Until recent decades, toilets and showers on large ocean going vessels used sea water for everything, as the energy and equipment required to desalinate sea water was cost-prohibitive. The resulting rust and corrosion of plumbing and fixtures was an ongoing concern, as were blocked valves and fittings. Today’s cruise ships use potable water in toilets and showers, thanks to engineering ingenuity resulting in onboard water desalination systems.
Ocean water desalination plants remove salt and impurities from sea water, rendering it safe for human consumption, providing a much more pleasant cruising experience. Sea water is still used for engine cooling systems by combining it with coolant and fresh water which is circulated through a heat exchanger and back to the engine.
How does the desalination system work?
In a method that mimics nature, where evaporated sea water falls as rain, the onboard system uses osmosis, which uses a fine membrane to filter sea water, separating minerals and salt. A benefit of this system is that cruise ships can desalinate sea water anywhere in the ocean, avoiding any form of near-coastal water contamination.
Once the water is desalinated, it flows through a mineralisation system which adds healthy minerals commonly found in regular drinking water. The water is then tested for impurities and corrected to meet appropriate pH levels. From here the water is piped to huge tanks, with some cruise ships storing around 2 million litres of fresh water.
A cruise ship is a huge vessel with many kilometres of pipes that distribute water around the ship to hot and cold systems. Once the water has served its purpose in a toilet or shower it is again treated before discharging according to stringent environmental guidelines. The waste water is never released close to port or near sensitive marine environments. The entire process is complex and expensive, but cruise ships are deservedly gaining a reputation as caretakers of our great oceans.
The ocean can be a harsh environment leading to dehydration, and drinking and bathing water is essential for health and vitality. Fresh, desalinated water has helped cruise lines establish high levels of hygiene along with passenger convenience for accomplishing daily activities. A reliable supply of water is required everywhere on a cruise ship, not only for bathing and washing, but also for the ship’s kitchens, where enormous feasts are created on a daily basis.
Desalinated water on a cruise ship contains a very low salt content, measuring less than five parts per million.
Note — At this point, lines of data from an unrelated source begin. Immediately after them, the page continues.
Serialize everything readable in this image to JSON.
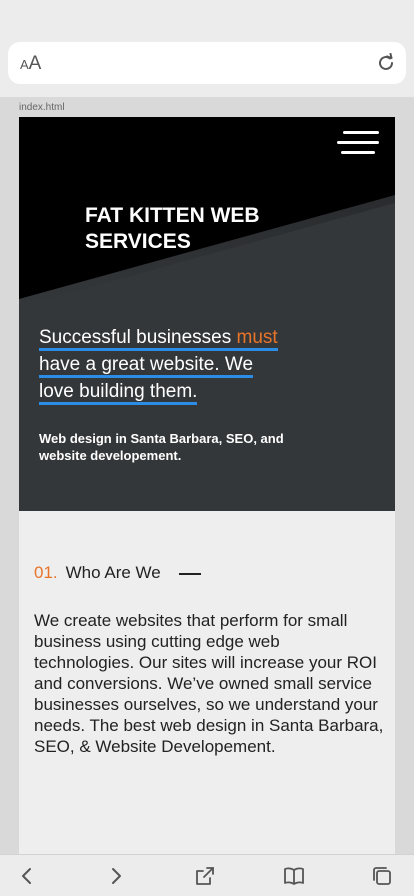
{
  "browser": {
    "text_size_small": "A",
    "text_size_large": "A",
    "reload_icon": "reload-icon"
  },
  "page": {
    "filename": "index.html"
  },
  "hero": {
    "brand": "FAT KITTEN WEB SERVICES",
    "tagline_lines": [
      {
        "pre": "Successful businesses ",
        "accent": "must"
      },
      {
        "pre": "have a great website.  We"
      },
      {
        "pre": "love building them."
      }
    ],
    "subtitle": "Web design in Santa Barbara, SEO, and website developement.",
    "menu_icon": "hamburger-menu-icon"
  },
  "about": {
    "number": "01.",
    "heading": "Who Are We",
    "body": "We create websites that perform for small business using cutting edge web technologies.  Our sites will increase your ROI and conversions.  We’ve owned small service businesses ourselves, so we understand your needs.  The best web design in Santa Barbara, SEO, & Website Developement."
  },
  "toolbar": {
    "icons": [
      "back-icon",
      "forward-icon",
      "share-icon",
      "bookmarks-icon",
      "tabs-icon"
    ]
  },
  "colors": {
    "accent": "#e8742a",
    "underline": "#2b8de6",
    "hero_bg": "#34373a",
    "hero_dark": "#000000"
  }
}
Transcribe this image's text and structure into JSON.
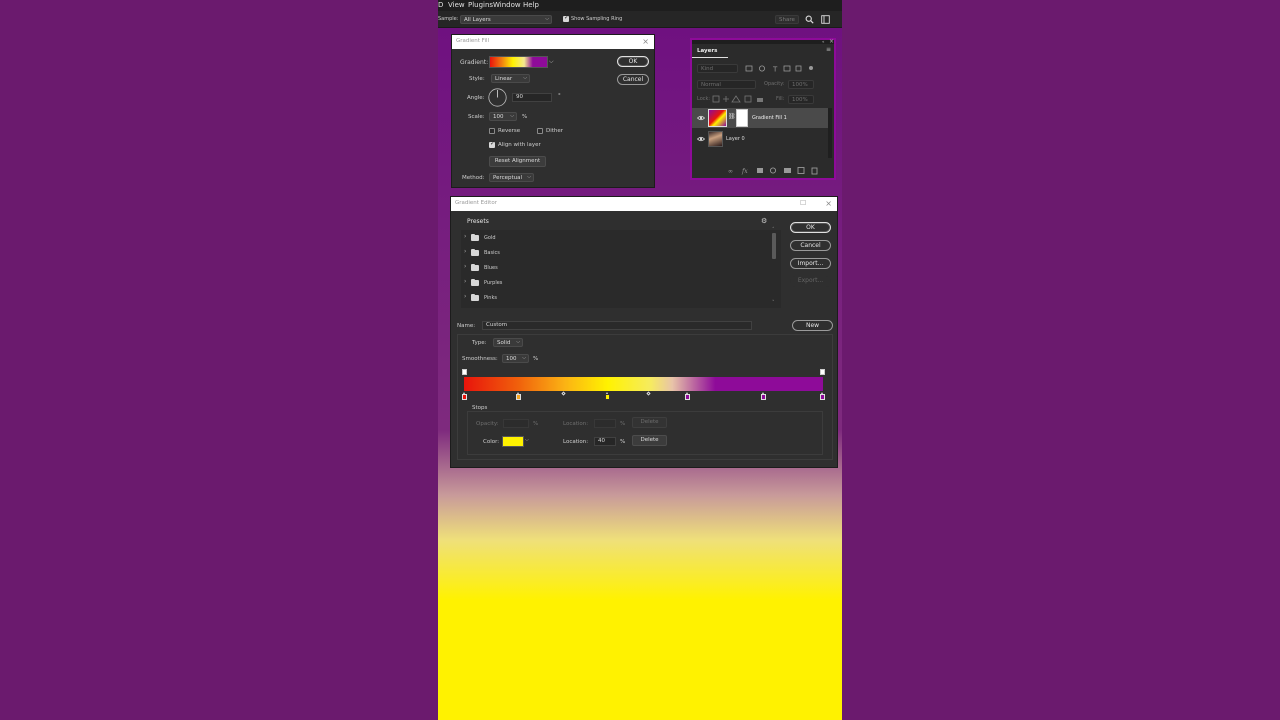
{
  "menubar": {
    "items": [
      "D",
      "View",
      "Plugins",
      "Window",
      "Help"
    ]
  },
  "options_bar": {
    "sample_label": "Sample:",
    "sample_value": "All Layers",
    "show_sampling_ring": "Show Sampling Ring",
    "share_label": "Share"
  },
  "gradient_fill": {
    "title": "Gradient Fill",
    "gradient_label": "Gradient:",
    "style_label": "Style:",
    "style_value": "Linear",
    "angle_label": "Angle:",
    "angle_value": "90",
    "angle_unit": "°",
    "scale_label": "Scale:",
    "scale_value": "100",
    "scale_unit": "%",
    "reverse_label": "Reverse",
    "dither_label": "Dither",
    "align_label": "Align with layer",
    "reset_label": "Reset Alignment",
    "method_label": "Method:",
    "method_value": "Perceptual",
    "ok_label": "OK",
    "cancel_label": "Cancel"
  },
  "layers_panel": {
    "title": "Layers",
    "kind_placeholder": "Kind",
    "blend_mode": "Normal",
    "opacity_label": "Opacity:",
    "opacity_value": "100%",
    "lock_label": "Lock:",
    "fill_label": "Fill:",
    "fill_value": "100%",
    "layers": [
      {
        "name": "Gradient Fill 1"
      },
      {
        "name": "Layer 0"
      }
    ]
  },
  "gradient_editor": {
    "title": "Gradient Editor",
    "presets_label": "Presets",
    "preset_folders": [
      "Gold",
      "Basics",
      "Blues",
      "Purples",
      "Pinks"
    ],
    "ok_label": "OK",
    "cancel_label": "Cancel",
    "import_label": "Import...",
    "export_label": "Export...",
    "name_label": "Name:",
    "name_value": "Custom",
    "new_label": "New",
    "type_label": "Type:",
    "type_value": "Solid",
    "smoothness_label": "Smoothness:",
    "smoothness_value": "100",
    "smoothness_unit": "%",
    "stops_label": "Stops",
    "opacity_label": "Opacity:",
    "opacity_unit": "%",
    "location_label": "Location:",
    "location_unit": "%",
    "delete_label": "Delete",
    "color_label": "Color:",
    "color_location_value": "40",
    "selected_stop_color": "#fff200"
  },
  "colors": {
    "purple": "#8e0b99",
    "yellow": "#fff200",
    "red": "#e8140c"
  }
}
Backup water heating systems for desalination include using oil-fired boilers, which although uneconomical in the long run, ensure that there is always an ample supply of fresh water for everyone onboard a cruise ship.